*Exercise requirements:* Your answer is to be the count alone: the number of lines in the data below where "Opret" appears.

*The data:*
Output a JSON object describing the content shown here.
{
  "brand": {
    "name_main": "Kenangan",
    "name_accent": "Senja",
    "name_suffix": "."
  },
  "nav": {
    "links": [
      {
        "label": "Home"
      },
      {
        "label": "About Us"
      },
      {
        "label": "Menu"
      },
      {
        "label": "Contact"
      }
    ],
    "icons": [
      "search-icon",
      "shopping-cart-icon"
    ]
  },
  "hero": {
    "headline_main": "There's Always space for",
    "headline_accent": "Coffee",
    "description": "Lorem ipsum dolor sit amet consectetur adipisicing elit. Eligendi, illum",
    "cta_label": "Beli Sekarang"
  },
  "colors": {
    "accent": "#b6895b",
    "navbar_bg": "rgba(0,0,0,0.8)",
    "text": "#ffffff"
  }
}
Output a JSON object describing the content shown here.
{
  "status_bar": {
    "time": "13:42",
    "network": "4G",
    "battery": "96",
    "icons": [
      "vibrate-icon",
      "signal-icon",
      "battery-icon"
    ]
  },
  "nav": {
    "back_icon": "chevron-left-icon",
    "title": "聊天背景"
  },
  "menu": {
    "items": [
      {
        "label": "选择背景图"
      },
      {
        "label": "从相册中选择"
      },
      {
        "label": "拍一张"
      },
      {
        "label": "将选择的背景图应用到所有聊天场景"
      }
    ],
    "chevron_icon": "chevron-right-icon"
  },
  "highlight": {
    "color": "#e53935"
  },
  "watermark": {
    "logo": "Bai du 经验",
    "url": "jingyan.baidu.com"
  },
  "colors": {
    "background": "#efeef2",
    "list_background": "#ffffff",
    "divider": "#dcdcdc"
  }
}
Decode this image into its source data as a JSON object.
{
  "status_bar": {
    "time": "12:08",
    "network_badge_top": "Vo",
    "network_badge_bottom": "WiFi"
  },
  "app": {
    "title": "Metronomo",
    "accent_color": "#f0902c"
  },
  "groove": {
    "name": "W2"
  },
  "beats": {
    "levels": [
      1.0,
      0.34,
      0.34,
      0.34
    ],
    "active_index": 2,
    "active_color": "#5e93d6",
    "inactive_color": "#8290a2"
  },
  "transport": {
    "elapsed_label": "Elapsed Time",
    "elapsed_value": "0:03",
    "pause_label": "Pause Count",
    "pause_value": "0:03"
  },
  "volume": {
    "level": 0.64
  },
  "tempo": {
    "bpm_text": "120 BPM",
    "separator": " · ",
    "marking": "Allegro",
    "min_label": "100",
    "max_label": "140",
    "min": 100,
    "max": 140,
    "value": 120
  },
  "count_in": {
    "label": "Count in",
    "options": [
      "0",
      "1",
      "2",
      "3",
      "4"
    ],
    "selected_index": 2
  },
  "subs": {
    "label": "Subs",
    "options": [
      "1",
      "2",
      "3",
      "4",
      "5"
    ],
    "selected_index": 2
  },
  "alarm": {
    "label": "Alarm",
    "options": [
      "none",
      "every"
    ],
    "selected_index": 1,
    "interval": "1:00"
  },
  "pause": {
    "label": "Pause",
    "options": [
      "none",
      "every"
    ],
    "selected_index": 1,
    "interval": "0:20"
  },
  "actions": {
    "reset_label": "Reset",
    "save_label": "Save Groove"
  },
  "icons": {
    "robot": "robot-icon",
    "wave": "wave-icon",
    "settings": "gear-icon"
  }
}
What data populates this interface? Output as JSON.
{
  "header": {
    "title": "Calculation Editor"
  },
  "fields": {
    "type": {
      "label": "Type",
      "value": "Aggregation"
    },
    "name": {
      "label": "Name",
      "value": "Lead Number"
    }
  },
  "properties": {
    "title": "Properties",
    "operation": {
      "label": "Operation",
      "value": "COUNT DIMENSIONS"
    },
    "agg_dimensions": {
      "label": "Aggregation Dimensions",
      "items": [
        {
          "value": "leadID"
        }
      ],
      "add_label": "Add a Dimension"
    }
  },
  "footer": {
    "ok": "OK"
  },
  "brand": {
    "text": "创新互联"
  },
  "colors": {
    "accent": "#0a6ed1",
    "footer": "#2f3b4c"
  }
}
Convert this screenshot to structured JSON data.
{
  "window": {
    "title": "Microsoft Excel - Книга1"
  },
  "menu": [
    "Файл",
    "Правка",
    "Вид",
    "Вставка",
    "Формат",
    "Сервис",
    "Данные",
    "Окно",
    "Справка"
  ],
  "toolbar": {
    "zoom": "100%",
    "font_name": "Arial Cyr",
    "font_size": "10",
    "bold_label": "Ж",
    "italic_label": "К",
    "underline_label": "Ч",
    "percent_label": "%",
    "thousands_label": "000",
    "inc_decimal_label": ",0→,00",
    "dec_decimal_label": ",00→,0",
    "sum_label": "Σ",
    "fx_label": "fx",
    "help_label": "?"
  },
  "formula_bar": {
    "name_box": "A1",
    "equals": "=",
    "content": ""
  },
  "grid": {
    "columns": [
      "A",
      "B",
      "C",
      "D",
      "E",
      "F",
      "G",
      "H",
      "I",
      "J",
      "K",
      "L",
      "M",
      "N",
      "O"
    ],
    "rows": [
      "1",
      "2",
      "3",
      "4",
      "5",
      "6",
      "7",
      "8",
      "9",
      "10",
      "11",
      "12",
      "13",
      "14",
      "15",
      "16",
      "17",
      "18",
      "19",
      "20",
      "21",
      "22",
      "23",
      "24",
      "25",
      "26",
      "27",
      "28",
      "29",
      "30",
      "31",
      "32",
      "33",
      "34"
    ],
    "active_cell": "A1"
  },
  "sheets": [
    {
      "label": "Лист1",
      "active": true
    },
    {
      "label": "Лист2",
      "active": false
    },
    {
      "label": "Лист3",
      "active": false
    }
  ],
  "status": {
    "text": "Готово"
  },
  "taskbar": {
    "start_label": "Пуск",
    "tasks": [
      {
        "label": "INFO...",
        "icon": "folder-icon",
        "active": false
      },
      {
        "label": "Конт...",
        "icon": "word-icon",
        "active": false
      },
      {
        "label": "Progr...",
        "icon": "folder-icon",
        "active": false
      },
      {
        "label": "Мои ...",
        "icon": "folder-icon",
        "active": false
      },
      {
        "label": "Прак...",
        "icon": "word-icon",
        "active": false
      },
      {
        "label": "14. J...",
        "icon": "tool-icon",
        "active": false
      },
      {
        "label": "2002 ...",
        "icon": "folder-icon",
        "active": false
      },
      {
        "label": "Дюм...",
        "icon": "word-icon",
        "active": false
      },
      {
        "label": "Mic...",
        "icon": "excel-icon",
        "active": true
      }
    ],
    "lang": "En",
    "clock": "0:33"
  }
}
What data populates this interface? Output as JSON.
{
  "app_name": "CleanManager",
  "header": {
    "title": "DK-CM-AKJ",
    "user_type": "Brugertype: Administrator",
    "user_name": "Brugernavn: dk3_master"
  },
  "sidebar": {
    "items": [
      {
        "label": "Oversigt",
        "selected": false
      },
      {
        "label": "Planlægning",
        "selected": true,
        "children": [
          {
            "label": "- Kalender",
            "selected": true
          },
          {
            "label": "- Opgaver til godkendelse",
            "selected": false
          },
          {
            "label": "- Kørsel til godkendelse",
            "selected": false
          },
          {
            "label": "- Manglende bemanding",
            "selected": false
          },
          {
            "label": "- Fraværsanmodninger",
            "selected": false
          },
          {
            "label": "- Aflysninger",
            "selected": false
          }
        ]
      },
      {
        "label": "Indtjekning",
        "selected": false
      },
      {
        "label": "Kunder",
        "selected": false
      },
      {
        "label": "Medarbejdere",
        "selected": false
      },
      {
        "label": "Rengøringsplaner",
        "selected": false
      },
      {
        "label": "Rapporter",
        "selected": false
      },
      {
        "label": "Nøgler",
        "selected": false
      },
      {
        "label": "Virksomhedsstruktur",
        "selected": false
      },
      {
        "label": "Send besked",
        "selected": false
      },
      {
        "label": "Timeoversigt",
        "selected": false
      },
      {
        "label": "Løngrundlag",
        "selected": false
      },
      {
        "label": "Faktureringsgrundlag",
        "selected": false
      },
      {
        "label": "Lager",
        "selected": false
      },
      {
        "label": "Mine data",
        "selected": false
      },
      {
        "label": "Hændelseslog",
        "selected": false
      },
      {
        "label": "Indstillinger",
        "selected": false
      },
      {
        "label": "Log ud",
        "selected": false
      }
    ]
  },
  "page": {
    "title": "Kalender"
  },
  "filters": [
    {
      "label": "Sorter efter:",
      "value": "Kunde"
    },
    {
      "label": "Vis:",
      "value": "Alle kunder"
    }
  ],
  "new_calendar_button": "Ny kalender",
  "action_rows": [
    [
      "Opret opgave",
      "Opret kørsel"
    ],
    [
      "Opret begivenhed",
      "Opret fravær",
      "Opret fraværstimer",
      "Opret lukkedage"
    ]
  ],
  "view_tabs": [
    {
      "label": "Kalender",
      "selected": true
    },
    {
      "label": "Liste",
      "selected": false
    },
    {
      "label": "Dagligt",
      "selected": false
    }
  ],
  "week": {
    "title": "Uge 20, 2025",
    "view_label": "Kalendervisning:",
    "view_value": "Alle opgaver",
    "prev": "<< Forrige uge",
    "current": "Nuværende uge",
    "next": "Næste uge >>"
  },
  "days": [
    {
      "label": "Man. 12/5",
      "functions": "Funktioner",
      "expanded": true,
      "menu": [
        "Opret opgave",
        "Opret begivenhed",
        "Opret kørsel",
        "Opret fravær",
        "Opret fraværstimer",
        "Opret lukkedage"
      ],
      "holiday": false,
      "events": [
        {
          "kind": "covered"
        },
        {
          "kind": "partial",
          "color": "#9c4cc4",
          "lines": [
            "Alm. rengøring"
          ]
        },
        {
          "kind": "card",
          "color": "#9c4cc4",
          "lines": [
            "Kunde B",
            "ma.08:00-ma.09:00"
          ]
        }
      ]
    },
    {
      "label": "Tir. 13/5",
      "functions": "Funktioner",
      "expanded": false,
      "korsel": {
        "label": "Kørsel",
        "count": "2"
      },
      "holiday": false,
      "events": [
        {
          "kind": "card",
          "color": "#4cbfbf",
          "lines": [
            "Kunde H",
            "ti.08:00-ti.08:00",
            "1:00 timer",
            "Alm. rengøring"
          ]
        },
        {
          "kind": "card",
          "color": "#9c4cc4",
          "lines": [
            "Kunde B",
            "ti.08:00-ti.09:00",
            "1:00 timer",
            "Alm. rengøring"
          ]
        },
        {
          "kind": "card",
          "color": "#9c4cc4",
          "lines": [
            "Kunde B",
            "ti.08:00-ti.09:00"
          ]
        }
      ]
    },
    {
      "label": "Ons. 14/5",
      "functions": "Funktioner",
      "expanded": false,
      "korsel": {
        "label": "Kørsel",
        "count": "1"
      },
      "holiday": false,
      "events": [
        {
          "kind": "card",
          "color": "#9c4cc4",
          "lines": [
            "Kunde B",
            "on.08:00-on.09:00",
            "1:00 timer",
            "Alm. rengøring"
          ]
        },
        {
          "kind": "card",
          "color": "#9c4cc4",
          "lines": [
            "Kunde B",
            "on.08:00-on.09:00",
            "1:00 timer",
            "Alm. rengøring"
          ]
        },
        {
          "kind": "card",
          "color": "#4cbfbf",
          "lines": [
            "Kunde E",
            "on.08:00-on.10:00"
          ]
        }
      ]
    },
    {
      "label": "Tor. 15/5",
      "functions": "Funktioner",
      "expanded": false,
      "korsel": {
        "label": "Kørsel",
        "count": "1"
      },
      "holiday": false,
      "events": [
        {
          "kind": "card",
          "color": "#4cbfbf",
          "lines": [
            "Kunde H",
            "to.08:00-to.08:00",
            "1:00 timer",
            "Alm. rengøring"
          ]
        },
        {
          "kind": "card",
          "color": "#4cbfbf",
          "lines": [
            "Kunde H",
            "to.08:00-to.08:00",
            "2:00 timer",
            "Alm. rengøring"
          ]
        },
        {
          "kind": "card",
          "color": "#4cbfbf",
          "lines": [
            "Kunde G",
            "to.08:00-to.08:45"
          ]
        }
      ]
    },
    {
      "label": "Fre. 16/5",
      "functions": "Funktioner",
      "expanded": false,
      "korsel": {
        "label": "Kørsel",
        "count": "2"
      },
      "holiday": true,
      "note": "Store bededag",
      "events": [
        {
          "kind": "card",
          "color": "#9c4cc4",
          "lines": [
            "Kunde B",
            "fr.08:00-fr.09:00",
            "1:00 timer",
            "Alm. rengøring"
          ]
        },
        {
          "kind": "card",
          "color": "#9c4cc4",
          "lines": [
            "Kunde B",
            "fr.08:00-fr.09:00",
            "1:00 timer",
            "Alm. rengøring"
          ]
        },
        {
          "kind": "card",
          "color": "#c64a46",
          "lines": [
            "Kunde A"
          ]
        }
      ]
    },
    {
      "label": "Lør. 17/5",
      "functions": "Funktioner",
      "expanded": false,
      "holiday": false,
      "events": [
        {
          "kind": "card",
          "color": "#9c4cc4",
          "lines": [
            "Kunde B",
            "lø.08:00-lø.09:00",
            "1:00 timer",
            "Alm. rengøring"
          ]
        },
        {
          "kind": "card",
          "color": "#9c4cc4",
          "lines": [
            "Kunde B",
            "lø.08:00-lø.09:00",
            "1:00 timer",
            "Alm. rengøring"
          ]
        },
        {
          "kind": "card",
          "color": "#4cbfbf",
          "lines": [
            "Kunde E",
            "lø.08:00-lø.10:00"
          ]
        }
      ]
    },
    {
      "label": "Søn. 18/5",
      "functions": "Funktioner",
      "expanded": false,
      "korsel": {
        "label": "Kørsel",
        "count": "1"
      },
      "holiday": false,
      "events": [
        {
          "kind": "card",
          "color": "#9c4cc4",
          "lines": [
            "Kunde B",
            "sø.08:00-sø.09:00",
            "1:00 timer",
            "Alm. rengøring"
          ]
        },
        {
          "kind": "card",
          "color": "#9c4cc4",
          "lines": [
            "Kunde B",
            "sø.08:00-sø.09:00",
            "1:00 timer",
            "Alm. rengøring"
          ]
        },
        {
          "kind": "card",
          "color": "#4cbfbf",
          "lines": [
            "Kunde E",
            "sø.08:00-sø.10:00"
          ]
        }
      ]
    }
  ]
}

*Response area:* 12